You Should Play: Solve a mystery in an epic game of whodunit in The Trace
These days, keeping up with games can be a full-time job. So how do you separate the signal from the noise, the wheat from the chaff, the Temple Runs from the Temple Jumps? Allow us to help by regularly selecting a game You Should Play.
The Trace starts out like all good murder mysteries do: You play Baltimore police detective Sam Pearce, investigating an apparent suicide that turns out to be a murder. You’re aided by your lab partner, Alex, who checks in occasionally via phone, and a forensic flashlight that you can use to examine objects for clues, such as blood, fibers, and fingerprints. As you discover clues, you start to piece together a larger web of questions, which ends up leading you to the answer of whodunit?
At first, The Trace looks a little like other titles I’ve played from the App Store—it’s a point-and-tap adventure, part escape-the-room and part hidden-object, with a bit of puzzle-solving mixed in. But unlike other titles, which seem to be thrown together a bit haphazardly (think escape-the-room games in which the objects you find make absolutely no sense), The Trace is a precisely planned-out mystery with a strong, well-written script. You won’t feel like you’re blindly scrambling to find clues that aren’t even tangentially related to the case—every clue you find, and every question you answer, has a clear logical, connection.
The puzzles are just the right amount of challenging to keep you on your toes without frustrating you for days. But if a nicely plotted puzzler isn’t enough to convince you, here are three more reasons to play:
It has an impressive 3D environment: This game looks fantastic right off the bat—everything looks realistic and appropriately gritty, from the second you turn the doorknob and enter the first scene (a garage, with a dead body peeking out from underneath a hydraulic car lift). But it’s not particularly impressive until you pick up the first object to examine—the lift’s control box, which is dangling from the dead man’s hand. You’re still in the tutorial mode at this point, so on-screen instructions will walk you through this, but you end up swiping the control box to turn it around so you can see all sides of it. And here’s where you’ll see that Relentless Software really worked on getting its 3D environment just right—from now on, objects you pick up can be thoroughly examined, almost as thoroughly as if you were holding them in real life.
You’ll also find that The Trace’s environment is extremely searchable—which makes for a much more interesting, and more challenging, game. Sure, some drawers are locked, and a stack of file cabinets in the auto garage’s office will appear “uninteresting” (unsearchable) to your character, but for the most part, any drawer or cabinet you want to look inside can be opened and searched. Obviously, not all of these drawers and cabinets will yield clues, but you’ll feel fully immersed in the game.
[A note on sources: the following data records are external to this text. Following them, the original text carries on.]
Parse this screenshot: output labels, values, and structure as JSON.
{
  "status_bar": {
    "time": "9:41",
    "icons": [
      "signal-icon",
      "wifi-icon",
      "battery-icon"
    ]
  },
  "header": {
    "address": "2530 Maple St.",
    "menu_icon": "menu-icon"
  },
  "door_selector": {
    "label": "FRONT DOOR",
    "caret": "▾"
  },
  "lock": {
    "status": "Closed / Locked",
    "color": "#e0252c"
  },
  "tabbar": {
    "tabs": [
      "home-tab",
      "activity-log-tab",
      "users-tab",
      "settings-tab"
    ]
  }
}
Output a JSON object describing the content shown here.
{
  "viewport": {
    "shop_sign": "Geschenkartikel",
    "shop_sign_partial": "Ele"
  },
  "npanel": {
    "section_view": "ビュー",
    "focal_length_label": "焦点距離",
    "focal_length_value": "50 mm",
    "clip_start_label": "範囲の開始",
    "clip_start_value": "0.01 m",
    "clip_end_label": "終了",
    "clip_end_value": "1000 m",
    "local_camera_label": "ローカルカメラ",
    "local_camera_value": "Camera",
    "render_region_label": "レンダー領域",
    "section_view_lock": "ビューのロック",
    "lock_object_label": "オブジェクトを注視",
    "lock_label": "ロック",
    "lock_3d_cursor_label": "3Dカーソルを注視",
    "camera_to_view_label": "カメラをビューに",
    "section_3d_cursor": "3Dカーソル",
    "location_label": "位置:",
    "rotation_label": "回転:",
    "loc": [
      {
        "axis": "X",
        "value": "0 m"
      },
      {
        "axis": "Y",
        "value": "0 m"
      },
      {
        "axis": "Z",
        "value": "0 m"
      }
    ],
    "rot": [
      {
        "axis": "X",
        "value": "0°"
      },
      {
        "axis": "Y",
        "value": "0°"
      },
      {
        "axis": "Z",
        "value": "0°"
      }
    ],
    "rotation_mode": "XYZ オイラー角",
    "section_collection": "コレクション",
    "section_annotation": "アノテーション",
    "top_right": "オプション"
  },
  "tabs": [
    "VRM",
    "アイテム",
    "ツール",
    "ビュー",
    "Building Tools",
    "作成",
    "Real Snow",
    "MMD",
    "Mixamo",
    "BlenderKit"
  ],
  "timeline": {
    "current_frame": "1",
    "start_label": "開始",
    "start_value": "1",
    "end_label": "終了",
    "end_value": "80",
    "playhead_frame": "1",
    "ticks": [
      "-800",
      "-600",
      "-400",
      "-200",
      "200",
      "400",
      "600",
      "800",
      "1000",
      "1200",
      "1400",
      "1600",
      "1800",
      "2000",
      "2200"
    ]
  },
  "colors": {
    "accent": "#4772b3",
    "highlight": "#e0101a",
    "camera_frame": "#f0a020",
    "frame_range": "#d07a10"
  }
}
You’ll discover leads and answer questions: TheTrace is not all point-and-tap object examining—you also have a murder mystery to solve! As you find clues, you’re presented with questions (“leads”) and answers (“clues”). The questions appear as a connected web, and some require two or three different clues to solve. When you find a new question/lead, a new question mark appears on your web—tap it, and you’ll see the question, as well as how many clues you need to solve it. For example, the first lead you find is “Did the deceased lower the hydraulic platform himself?” and the first clue is a fingerprint that, when scanned, does not belong to the deceased. Add two and two together—that is, drag the clue to the lead’s clue slot—and poof: You have an answered question, and you’ve completed one (small) part of your web.
As a reward, completing certain sections of the web yields short, revealing cut-scenes.
No hints and no waiting: I play a lot of detective-style iOS games (many are of the hidden-object genre), and almost all of the ones I’ve played have a hint system. But TheTrace has no hint system, and I think that’s a good choice. Most hint systems are either too easy but “expensive” (you’ll have to wait ages for them to replenish, or you’ll have to purchase them with premium currency), or “cheaper” but extremely vague. Instead of a hint system, The Trace gives you a social option—if you get stuck, you can Tweet about it for help. I didn’t end up using the Tweet system (though I did get stuck a few times), but it seems like a nice balance between “too hard” and “too easy” hints.
Because this is a paid title, there’s also no waiting for energy or points to replenish as you explore the scenes. As a result, you’ll get through the three-chapter storyline fairly quickly, but not once will you feel wrenched out of the story because your “caffeine level” or some such nonsense is too low. For some, The Trace will feel a little on the short side, but the story is so well written that, by the end of it, you’ll feel like you’ve solved a real mystery.